Franklin now charges $2,600 per internet café establishment and an additional $1,000 per machine. The town increased its fee from a flat $2,600 after realizing the operations make more than enough to ante up a little more.
Maggie Valley and Canton currently both demand $2,500 for the first four machines and charge $750 for each subsequent machine. Waynesville is looking to charge the same amounts, probably starting July 1.
Sweepstakes owners recently asked Maggie Valley to relax its tough restrictions, and the item will be considered next month by that town’s planning board. Maggie Valley requires 1,000 square feet per machine.
State lawmakers attempted in 2010 to close the video gambling loophole that allowed sweepstakes and ban this new incarnation as well. But the law ended up in court. A divided state Court of Appeals in March struck down North Carolina’s ban on video sweepstakes games, ruling that the state law was too broad and interfered with the right to free speech. The split decision meant the court case moved to the state Supreme Court. Arguments are scheduled to be heard in September.
Since that Court of Appeals ruling, sweepstakes cafes have mushroomed across Western North Carolina. The state Attorney General’s office has told law enforcement not to shutdown the sweepstakes cafes until a legal decision is rendered.
N.C. Sen. Jim Davis, R-Franklin, said that he does not expect the issue to be taken up during this short session of the General Assembly. Legislative leaders, Davis said, want to see what the Supreme Court decides before tackling the issue.
“But I do think some sort of regulating authority is appropriate,” Davis said.
N.C. Rep. Ray Rapp, D-Mars Hill, shepherded in the original legislation that has since been struck down by the Court of Appeals. Like Davis, Rapp said lawmakers’ intentions are to wait and see what the Supreme Court actually decides.
“I’m very hopeful they will uphold the ban,” Rapp said. If not, “we’ll exercise the nuclear option and ban all sweepstakes. This will take away all those options of trying to cherrypick various games.”
Rapp said that he and other lawmakers have tried to avoid banning all sweepstakes because that also will impact other industries such as Coca Cola’s bottlecaps games and McDonald’s Monopoly. The law, if crafted, will be modeled on one already in place in South Carolina, Rapp said.

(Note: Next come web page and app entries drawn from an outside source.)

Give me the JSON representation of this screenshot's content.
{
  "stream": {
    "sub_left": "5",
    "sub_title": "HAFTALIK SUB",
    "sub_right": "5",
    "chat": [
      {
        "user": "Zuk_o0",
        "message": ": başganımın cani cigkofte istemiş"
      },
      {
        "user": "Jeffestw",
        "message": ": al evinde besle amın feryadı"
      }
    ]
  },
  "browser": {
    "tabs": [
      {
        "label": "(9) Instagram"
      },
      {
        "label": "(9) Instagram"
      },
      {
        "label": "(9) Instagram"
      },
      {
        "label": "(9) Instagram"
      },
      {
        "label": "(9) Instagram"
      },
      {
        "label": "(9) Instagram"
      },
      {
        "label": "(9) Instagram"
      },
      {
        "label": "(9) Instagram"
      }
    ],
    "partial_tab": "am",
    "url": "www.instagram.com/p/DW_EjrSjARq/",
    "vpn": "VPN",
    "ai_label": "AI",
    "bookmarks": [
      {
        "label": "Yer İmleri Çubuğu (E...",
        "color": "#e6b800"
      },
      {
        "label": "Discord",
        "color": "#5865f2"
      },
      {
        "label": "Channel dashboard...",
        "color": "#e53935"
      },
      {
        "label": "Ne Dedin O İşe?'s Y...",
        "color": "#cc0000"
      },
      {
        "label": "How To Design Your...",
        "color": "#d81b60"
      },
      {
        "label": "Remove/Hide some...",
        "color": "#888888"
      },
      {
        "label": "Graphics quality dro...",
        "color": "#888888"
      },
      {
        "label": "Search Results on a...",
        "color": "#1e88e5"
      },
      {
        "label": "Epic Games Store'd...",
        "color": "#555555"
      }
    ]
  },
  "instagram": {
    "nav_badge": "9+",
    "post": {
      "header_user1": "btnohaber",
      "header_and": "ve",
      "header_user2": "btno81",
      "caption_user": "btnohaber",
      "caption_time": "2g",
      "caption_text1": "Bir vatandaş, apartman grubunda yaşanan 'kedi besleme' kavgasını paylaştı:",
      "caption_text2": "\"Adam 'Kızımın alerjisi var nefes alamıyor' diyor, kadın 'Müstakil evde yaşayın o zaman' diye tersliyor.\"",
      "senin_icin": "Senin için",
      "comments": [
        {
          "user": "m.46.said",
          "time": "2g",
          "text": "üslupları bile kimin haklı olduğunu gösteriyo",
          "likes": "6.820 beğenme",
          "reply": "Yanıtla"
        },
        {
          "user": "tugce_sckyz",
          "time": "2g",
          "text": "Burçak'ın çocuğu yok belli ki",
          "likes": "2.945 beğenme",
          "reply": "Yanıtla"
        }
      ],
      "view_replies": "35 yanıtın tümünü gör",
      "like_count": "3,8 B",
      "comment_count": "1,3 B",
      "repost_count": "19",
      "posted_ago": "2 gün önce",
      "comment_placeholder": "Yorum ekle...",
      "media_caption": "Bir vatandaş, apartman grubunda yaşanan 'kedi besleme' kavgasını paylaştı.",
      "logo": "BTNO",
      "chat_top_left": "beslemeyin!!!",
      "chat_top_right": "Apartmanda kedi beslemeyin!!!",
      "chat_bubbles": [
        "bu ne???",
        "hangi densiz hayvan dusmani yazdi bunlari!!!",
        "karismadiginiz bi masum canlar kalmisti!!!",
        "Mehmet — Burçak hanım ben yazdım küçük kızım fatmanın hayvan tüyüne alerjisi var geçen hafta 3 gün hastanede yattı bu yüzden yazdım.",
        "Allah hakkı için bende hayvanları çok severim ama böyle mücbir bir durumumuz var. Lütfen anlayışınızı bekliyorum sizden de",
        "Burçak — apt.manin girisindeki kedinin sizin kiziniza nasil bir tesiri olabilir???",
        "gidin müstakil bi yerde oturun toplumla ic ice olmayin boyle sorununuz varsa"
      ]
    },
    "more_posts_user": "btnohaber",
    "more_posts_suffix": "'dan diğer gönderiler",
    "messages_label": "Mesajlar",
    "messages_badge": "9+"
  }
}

“Dealing with this industry has been very challenging — I’ll leave it at that,” Rapp said.